This is important. Mike wants to lock down the terminology his team uses. If one player is thinking in terms of gaps and another passing lanes, they can’t communicate with one another about what they want to do easily. And worse when Mike talks about passing lanes, some players may not connect everything he says with the right situations because they don’t necessarily get that creating gaps is widening passing lanes. Having shared language for shared ideas is very important!
Does that make sense Nigel?
Mostly here I think Mike is signaling that we are shifting Means of Participation again and moving back to Cold Call. He does this by asking a semi-rhetorical question of a player. He wants to show players that he doesn’t want them to call out anymore—perhaps so he can direct a question to a specific player.
Why are we getting depth? Balmour, you’re a striker. Tell me why on Saturday we need depth.
And in fact you he does exactly that here. His Cold Call allows hm to direct the question to the player—or the position—he most wants to make sure ‘gets it’: his strikers. But interestingly, his language is now forward looking. He is explicitly connecting what we did today to what we are going to need to do on Saturday.
These ‘gaps’ again. What are these gaps? Passing lanes! We’re trying to always open up passing lanes.
Again we see the importance of naming the concept we’re talking about in a correct and consistent way.
Then there’s a little wrap up and practice ends.
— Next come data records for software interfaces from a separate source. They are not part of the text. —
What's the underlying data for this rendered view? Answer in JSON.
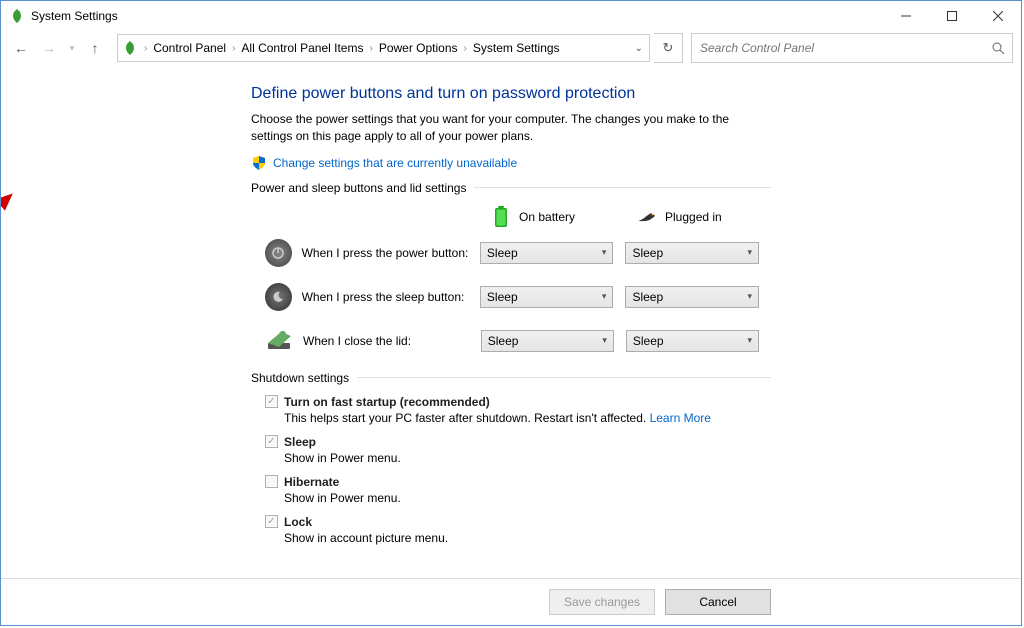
{
  "titlebar": {
    "title": "System Settings"
  },
  "breadcrumbs": {
    "items": [
      "Control Panel",
      "All Control Panel Items",
      "Power Options",
      "System Settings"
    ]
  },
  "search": {
    "placeholder": "Search Control Panel"
  },
  "page": {
    "heading": "Define power buttons and turn on password protection",
    "subtitle": "Choose the power settings that you want for your computer. The changes you make to the settings on this page apply to all of your power plans.",
    "change_link": "Change settings that are currently unavailable"
  },
  "columns": {
    "battery": "On battery",
    "plugged": "Plugged in"
  },
  "group1": {
    "title": "Power and sleep buttons and lid settings"
  },
  "rows": {
    "power": {
      "label": "When I press the power button:",
      "battery": "Sleep",
      "plugged": "Sleep"
    },
    "sleep": {
      "label": "When I press the sleep button:",
      "battery": "Sleep",
      "plugged": "Sleep"
    },
    "lid": {
      "label": "When I close the lid:",
      "battery": "Sleep",
      "plugged": "Sleep"
    }
  },
  "group2": {
    "title": "Shutdown settings"
  },
  "shutdown": {
    "fast": {
      "label": "Turn on fast startup (recommended)",
      "desc": "This helps start your PC faster after shutdown. Restart isn't affected. ",
      "learn": "Learn More"
    },
    "sleep": {
      "label": "Sleep",
      "desc": "Show in Power menu."
    },
    "hibernate": {
      "label": "Hibernate",
      "desc": "Show in Power menu."
    },
    "lock": {
      "label": "Lock",
      "desc": "Show in account picture menu."
    }
  },
  "buttons": {
    "save": "Save changes",
    "cancel": "Cancel"
  }
}
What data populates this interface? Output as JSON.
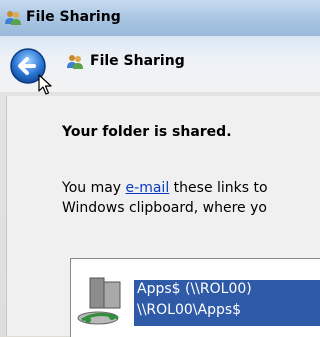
{
  "window": {
    "title": "File Sharing"
  },
  "nav": {
    "title": "File Sharing"
  },
  "main": {
    "heading": "Your folder is shared.",
    "line1_before": "You may ",
    "line1_link": "e-mail",
    "line1_after": " these links to",
    "line2": "Windows clipboard, where yo"
  },
  "share_list": {
    "items": [
      {
        "line1": "Apps$ (\\\\ROL00)",
        "line2": "\\\\ROL00\\Apps$"
      }
    ]
  },
  "colors": {
    "selection": "#2e5aa8",
    "link": "#0a3bbf"
  },
  "icons": {
    "titlebar": "users-icon",
    "nav": "users-icon",
    "back": "back-arrow-icon",
    "share": "network-share-icon"
  }
}
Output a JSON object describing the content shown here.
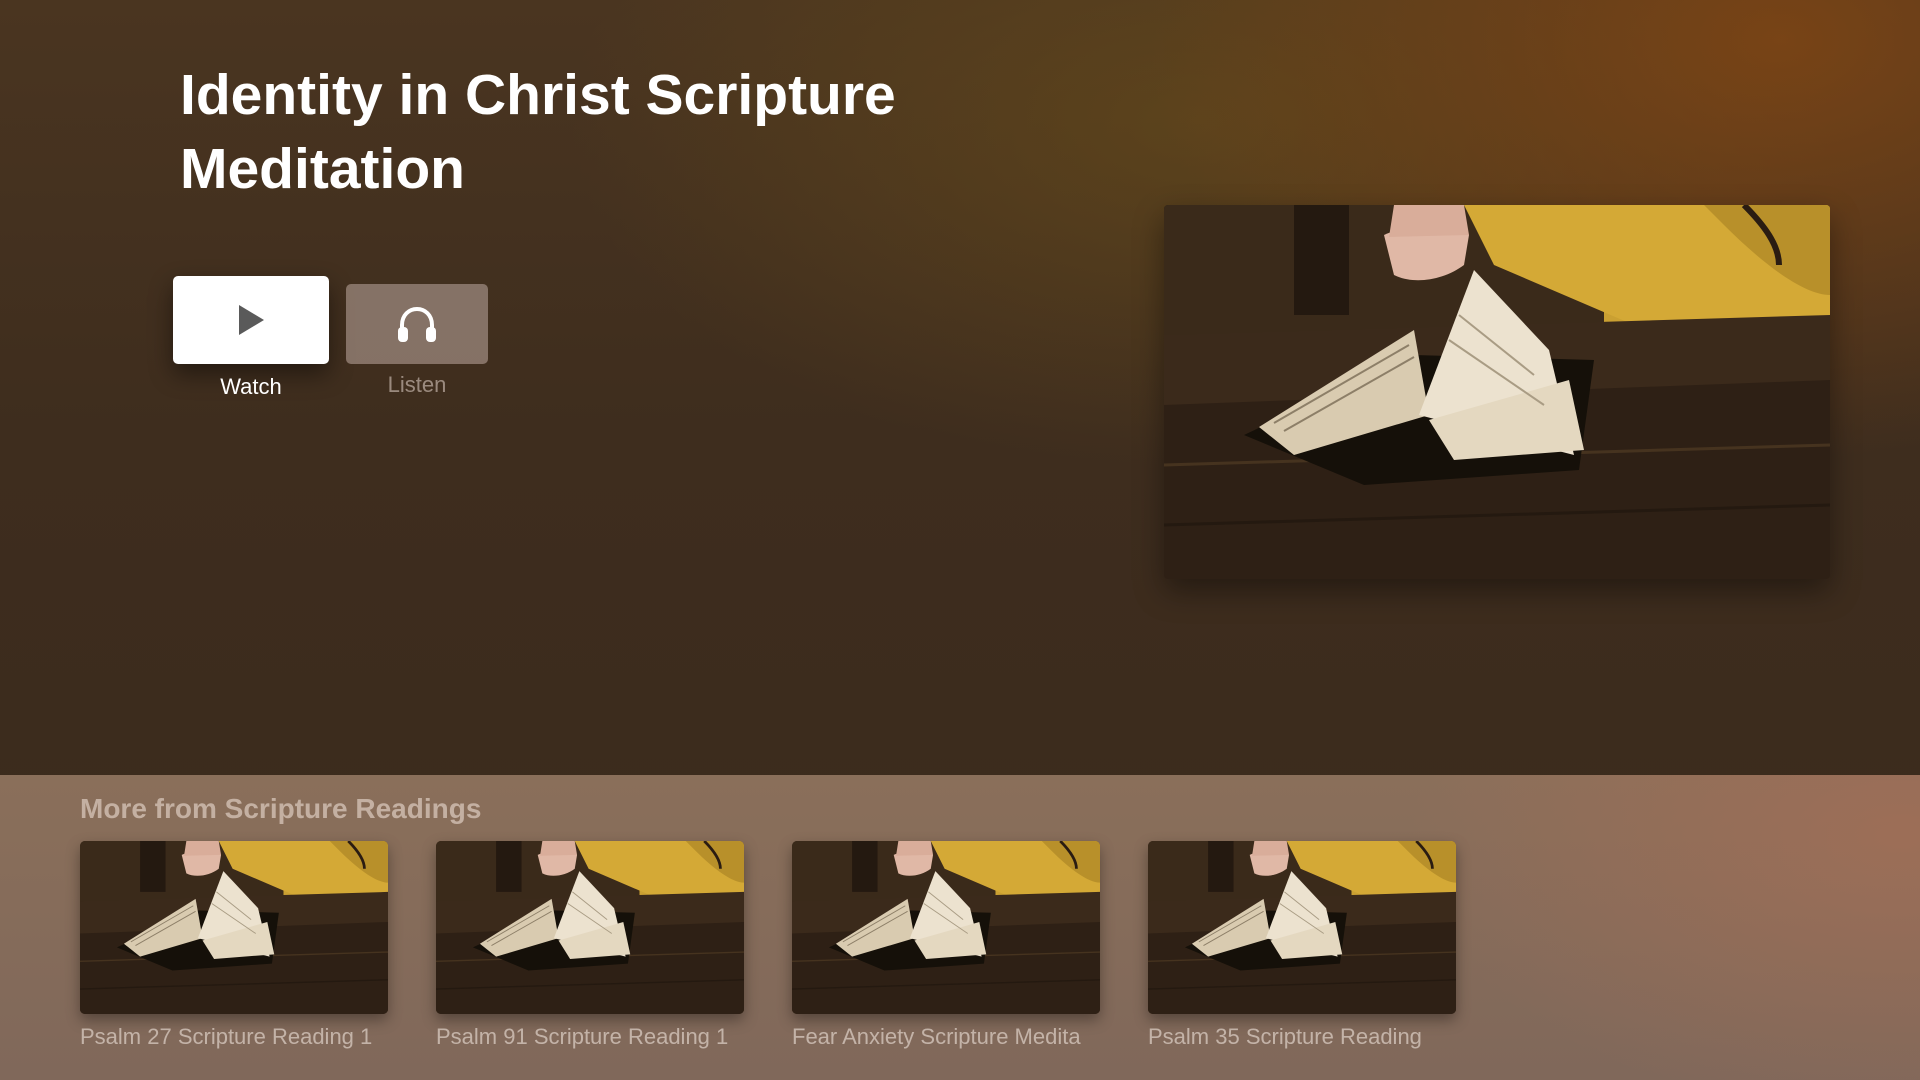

All in all Mike spends about a minute Cold Calling but as I hope you can see what he brings to his team’s culture of mental engagement is immensely valuable and powerful:
He makes it the expectation that every player is locked in—not just the three highly verbal ones who ordinarily call out answers when questions are posed to the group. This makes sure that everyone learns faster.
He makes it understood that your responsibility to your teammates is to know what’s expected of you. This is a key part of teamwork.
He is clear in his own mind that of his primary jobs as a coach is to make sure his players understand the difference, in the words of John Wooden, between ‘I taught it’ and ‘They learned it.’ He needs to know what they know.
Amazing stuff. Thanks to Mike and Atlanta United’s outstanding academy for letting me tape them at work!